Avoid the following chemicals in food storage containers:
BPA – Bisphenol A Plastic
– Increased risk of cancer
– Sexual and reproductive issues
– ADHD and other developmental disorders
– Endocrine disruption
Every year, clients ask me how to avoid last minute chaos when they host a holiday. Here is a comprehensive list of to-dos for Thanksgiving STARTING NOW:
3 Weeks Before Thanksgiving
• Deep clean your house and purge excess clutter.
• Polish silver.
• Invite your guests. Consider using Paperless Post if you’re having a large group.
• Give specific assignments to guests who ask what they can bring.
• Prepare a dinner menu including wine, liquor, and soda.
• Prepare a grocery list based on the dinner menu.
• Think about table décor (e.g., flower arrangement(s), votives, small bud vases).
• Order the turkey.
• If you don’t have proper roasting tools (pan, rack, thermometer, basting tools, carving knife), buy them now.
• Order any favorite dessert items from your bakery (non-refrigerated items are best).
• Take an inventory of your serving pieces, dishes, silverware and glasses. If additional items are needed, purchase them now or contact a rental company to reserve. Don’t forget to include rental tables, chairs or linens, if needed. Continue reading “Thanksgiving Countdown” »
Last month, I posted a blog entry on college move in tips based on advice from friends and my own expectations about the process. Now, after doing two college move ins in two states for two children in three days, I’m ready to pass along my expertise to you. And, if it’s too late for you this year, I’ll repost it next year in July!
Four to Six Weeks Before Move In
• Select and order bedding. For my children, I ordered wrinkle free sheets from Lands End Home. I had the sheets monogrammed for an extra special touch.
• Unless your child attends Washington University (like my daughter) where dorms boast tempurpedic mattresses, you’ll want to invest in a mattress topper. I got this one for my son.
• Both my children also ordered headboards. While definitely not a necessity, they did make both rooms look much more put together.
• Visit your local Bed Bath and Beyond where you can take advantage of their Pack and Hold service.
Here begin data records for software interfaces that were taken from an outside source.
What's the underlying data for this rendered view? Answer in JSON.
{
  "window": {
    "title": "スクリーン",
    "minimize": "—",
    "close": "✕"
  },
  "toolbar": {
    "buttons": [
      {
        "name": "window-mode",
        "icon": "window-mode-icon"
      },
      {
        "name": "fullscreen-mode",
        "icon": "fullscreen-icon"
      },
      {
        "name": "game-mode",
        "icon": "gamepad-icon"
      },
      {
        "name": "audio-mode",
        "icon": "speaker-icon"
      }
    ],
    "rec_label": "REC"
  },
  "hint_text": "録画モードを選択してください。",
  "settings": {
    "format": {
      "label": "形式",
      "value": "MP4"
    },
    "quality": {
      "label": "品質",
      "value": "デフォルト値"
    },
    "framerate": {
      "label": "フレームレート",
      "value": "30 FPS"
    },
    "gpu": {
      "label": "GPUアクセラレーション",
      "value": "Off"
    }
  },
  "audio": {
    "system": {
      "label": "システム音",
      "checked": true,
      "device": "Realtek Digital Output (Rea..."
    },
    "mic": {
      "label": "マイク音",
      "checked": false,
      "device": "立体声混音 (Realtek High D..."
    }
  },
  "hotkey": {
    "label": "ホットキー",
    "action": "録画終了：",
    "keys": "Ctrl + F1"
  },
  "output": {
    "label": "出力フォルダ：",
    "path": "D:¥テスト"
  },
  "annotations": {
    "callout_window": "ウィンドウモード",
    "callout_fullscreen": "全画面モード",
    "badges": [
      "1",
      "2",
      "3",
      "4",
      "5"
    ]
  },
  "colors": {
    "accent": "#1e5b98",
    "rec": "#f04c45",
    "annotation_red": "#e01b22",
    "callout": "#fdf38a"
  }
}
This means you can shop for the items you need in your local store, and you pick them up at a store near your college campus. We ordered the following: very deep under bed stackable drawers, shower caddy, drawer dividers, stackable shoe shelves, drawer inserts, towels, bath mats, mattress topper (noted above), garbage cans, hangers, Brita pitcher, desk lamps (one for the desk and one for next to the bed), extension cords, surge protectors, and stick on lights (for inside the closet).
• Select wall art and have it shipped to the dorm. My daughter was an intern at Art Sugar, and they sent her beautiful framed pictures. My son ordered artwork from Icanvas and Ikonik.
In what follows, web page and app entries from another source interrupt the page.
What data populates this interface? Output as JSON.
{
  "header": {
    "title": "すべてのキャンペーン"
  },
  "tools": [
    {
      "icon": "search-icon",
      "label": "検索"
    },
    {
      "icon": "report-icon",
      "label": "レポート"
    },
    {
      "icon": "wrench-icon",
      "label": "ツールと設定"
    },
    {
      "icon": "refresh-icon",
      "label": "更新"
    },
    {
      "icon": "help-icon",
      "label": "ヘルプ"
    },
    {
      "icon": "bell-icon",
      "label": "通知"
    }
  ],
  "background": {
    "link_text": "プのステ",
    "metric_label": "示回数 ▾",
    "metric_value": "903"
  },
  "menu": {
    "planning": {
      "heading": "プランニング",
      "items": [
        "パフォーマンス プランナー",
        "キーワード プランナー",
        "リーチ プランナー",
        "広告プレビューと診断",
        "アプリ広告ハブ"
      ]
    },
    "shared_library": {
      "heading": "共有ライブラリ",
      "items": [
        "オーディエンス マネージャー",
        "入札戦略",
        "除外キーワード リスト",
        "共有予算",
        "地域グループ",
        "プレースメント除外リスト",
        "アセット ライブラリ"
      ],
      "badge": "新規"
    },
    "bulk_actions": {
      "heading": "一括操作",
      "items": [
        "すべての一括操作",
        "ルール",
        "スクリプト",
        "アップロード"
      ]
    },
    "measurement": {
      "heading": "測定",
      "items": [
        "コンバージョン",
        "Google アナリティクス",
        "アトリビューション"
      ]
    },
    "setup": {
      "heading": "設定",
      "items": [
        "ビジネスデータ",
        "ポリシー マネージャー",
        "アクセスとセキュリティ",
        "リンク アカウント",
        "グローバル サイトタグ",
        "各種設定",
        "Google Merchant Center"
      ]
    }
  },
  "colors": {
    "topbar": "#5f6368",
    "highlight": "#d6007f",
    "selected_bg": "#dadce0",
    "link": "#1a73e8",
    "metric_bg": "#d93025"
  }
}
Eighteen and a half years ago, we became an instant family when my twins wore born. Now, the reverse is inevitable as the empty nest looms ahead. In August, my twins will start college. We’ll fly as a family of four to St. Louis where we’ll move my daughter into her dorm at Washington University. Then, three of us will fly to Atlanta to move my son into his room at Emory University. Five days later, only two of us will return home. While this time is bittersweet for us, it’s also a time where strategic planning and preparation can remove some of the stress, and help us enjoy a special milestone. Although I’m a first timer, here are some tips that I’ve gathered from friends and family that have made this journey before me.
1. Book flights and hotels for move in and family weekends when you’re notified of the dates. The closer the hotel is to campus, the sooner it gets sold out.